Wildlife lovers are elated as hatchlings broke out of eggshells and crawled towards their seaward journey in the tranquil nesting grounds at Island.
Around 4.26 lakh turtles had arrived at the Nasi-1 nesting ground to lay eggs on the sandy beach in Kendrapara district during March.
For last three days, newborn babies are emerging with mother turtles nowhere in sight.
The whole of Nasi-1 Island is teeming with baby turtles and officials of Bhitarkanika National Park were sole witness to the unique natural heritage involving birth of babies sans mother, said forest officials.
Tourists and researchers are denied entry to the area as the unmanned islands are located in close vicinity of Wheeler's Island defence test range centre, a prohibited territory.
"The emergence of hatchlings from egg shells is expected to continue for at least a week. The one-km beach is virtually littered with hatchlings. The babies were literally jostling for space to loiter around before their final plunge into seawater," said Manoj Kumar Mahapatra, Divisional Forest Officer, Rajnagar Mangrove (wildlife) Forest Division.
The babies broke out of eggshells and wandered around the sandy beach for nearly an hour before making their way to swirling seawater, says a wildlife staff.
"About two million hatchlings have emerged out of pits. The process of turtle birth is expected to continue for few more days," DFO Mahapatra said.
An estimated 4.26 lakh turtles had arrived en masse to lay eggs, a phenomenon called Arribada in Spanish, in March.
There was considerable delay in the arrival of turtles this year which had led many to speculate that these marine animals may play truant in turning up here for mass nesting.
After the eggs are incubated under natural process, the hatchlings come out after 45/55 days' hiatus.
The phenomenon of babies' emergence from the nests is a unique proposition in itself as "babies grow sans mother."
The nesting beaches at the idyllic islands free from human interference also happen to be the most congenial and conducive spots for turtles' mass nesting.
But of late these beaches are undergoing sea erosion, adversely affecting the ideal turtle habitat, an official said.

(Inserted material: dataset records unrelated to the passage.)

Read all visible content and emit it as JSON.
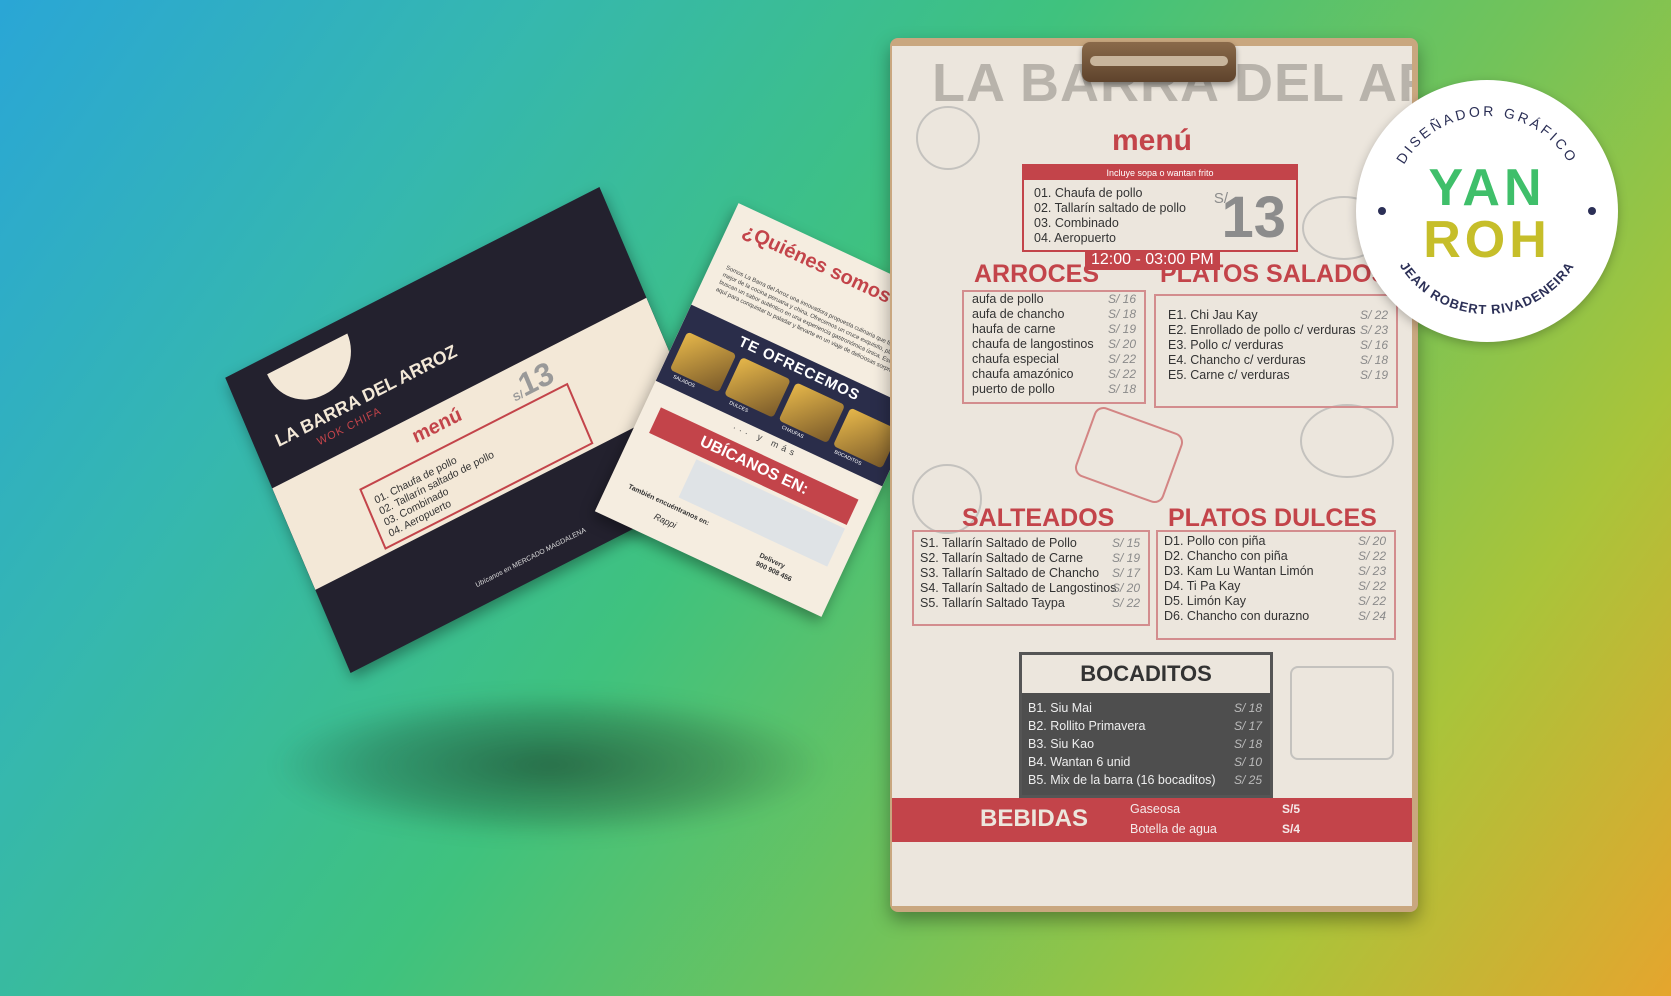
{
  "badge": {
    "top_text": "DISEÑADOR GRÁFICO",
    "bottom_text": "JEAN ROBERT RIVADENEIRA",
    "line1": "YAN",
    "line2": "ROH"
  },
  "menu_board": {
    "title": "LA BARRA DEL ARROZ",
    "menu_label": "menú",
    "combo": {
      "note": "Incluye sopa o wantan frito",
      "items": [
        "01. Chaufa de pollo",
        "02. Tallarín saltado de pollo",
        "03. Combinado",
        "04. Aeropuerto"
      ],
      "currency": "S/",
      "price": "13",
      "hours": "12:00 - 03:00 PM"
    },
    "arroces": {
      "title": "ARROCES",
      "items": [
        {
          "name": "aufa de pollo",
          "price": "S/ 16"
        },
        {
          "name": "aufa de chancho",
          "price": "S/ 18"
        },
        {
          "name": "haufa de carne",
          "price": "S/ 19"
        },
        {
          "name": "chaufa de langostinos",
          "price": "S/ 20"
        },
        {
          "name": "chaufa especial",
          "price": "S/ 22"
        },
        {
          "name": "chaufa amazónico",
          "price": "S/ 22"
        },
        {
          "name": "puerto de pollo",
          "price": "S/ 18"
        }
      ]
    },
    "platos_salados": {
      "title": "PLATOS SALADOS",
      "items": [
        {
          "name": "E1. Chi Jau Kay",
          "price": "S/ 22"
        },
        {
          "name": "E2. Enrollado de pollo c/ verduras",
          "price": "S/ 23"
        },
        {
          "name": "E3. Pollo c/ verduras",
          "price": "S/ 16"
        },
        {
          "name": "E4. Chancho c/ verduras",
          "price": "S/ 18"
        },
        {
          "name": "E5. Carne c/ verduras",
          "price": "S/ 19"
        }
      ]
    },
    "salteados": {
      "title": "SALTEADOS",
      "items": [
        {
          "name": "S1. Tallarín Saltado de Pollo",
          "price": "S/ 15"
        },
        {
          "name": "S2. Tallarín Saltado de Carne",
          "price": "S/ 19"
        },
        {
          "name": "S3. Tallarín Saltado de Chancho",
          "price": "S/ 17"
        },
        {
          "name": "S4. Tallarín Saltado de Langostinos",
          "price": "S/ 20"
        },
        {
          "name": "S5. Tallarín Saltado Taypa",
          "price": "S/ 22"
        }
      ]
    },
    "platos_dulces": {
      "title": "PLATOS DULCES",
      "items": [
        {
          "name": "D1. Pollo con piña",
          "price": "S/ 20"
        },
        {
          "name": "D2. Chancho con piña",
          "price": "S/ 22"
        },
        {
          "name": "D3. Kam Lu Wantan Limón",
          "price": "S/ 23"
        },
        {
          "name": "D4. Ti Pa Kay",
          "price": "S/ 22"
        },
        {
          "name": "D5. Limón Kay",
          "price": "S/ 22"
        },
        {
          "name": "D6. Chancho con durazno",
          "price": "S/ 24"
        }
      ]
    },
    "bocaditos": {
      "title": "BOCADITOS",
      "items": [
        {
          "name": "B1. Siu Mai",
          "price": "S/ 18"
        },
        {
          "name": "B2. Rollito Primavera",
          "price": "S/ 17"
        },
        {
          "name": "B3. Siu Kao",
          "price": "S/ 18"
        },
        {
          "name": "B4. Wantan 6 unid",
          "price": "S/ 10"
        },
        {
          "name": "B5. Mix de la barra (16 bocaditos)",
          "price": "S/ 25"
        }
      ]
    },
    "bebidas": {
      "title": "BEBIDAS",
      "items": [
        {
          "name": "Gaseosa",
          "price": "S/5"
        },
        {
          "name": "Botella de agua",
          "price": "S/4"
        }
      ]
    }
  },
  "flyer_front": {
    "brand": "LA BARRA DEL ARROZ",
    "subtitle": "WOK CHIFA",
    "menu_label": "menú",
    "currency": "S/",
    "price": "13",
    "items": [
      "01. Chaufa de pollo",
      "02. Tallarín saltado de pollo",
      "03. Combinado",
      "04. Aeropuerto"
    ],
    "footer": "Ubícanos en MERCADO MAGDALENA"
  },
  "flyer_back": {
    "heading": "¿Quiénes somos?",
    "paragraph": "Somos La Barra del Arroz una innovadora propuesta culinaria que fusiona lo mejor de la cocina peruana y china. Ofrecemos un cruce exquisito, platos que buscan un sabor auténtico en una experiencia gastronómica única. Estamos aquí para conquistar tu paladar y llevarte en un viaje de deliciosas sorpresas.",
    "offer_title": "TE OFRECEMOS",
    "offer_labels": [
      "SALADOS",
      "DULCES",
      "CHAUFAS",
      "BOCADITOS"
    ],
    "y_mas": "... y más",
    "ubicanos": "UBÍCANOS EN:",
    "tambien": "También encuéntranos en:",
    "app": "Rappi",
    "delivery_label": "Delivery",
    "delivery_phone": "900 908 456"
  },
  "colors": {
    "accent_red": "#c3444a",
    "navy": "#23212e",
    "cream": "#ece6dd",
    "badge_green": "#3fbf6a",
    "badge_olive": "#c6be2a"
  }
}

The mortality rate of hatchlings is exceedingly high as one out of a thousand survives the life cycle to grow into an adult, according to the official.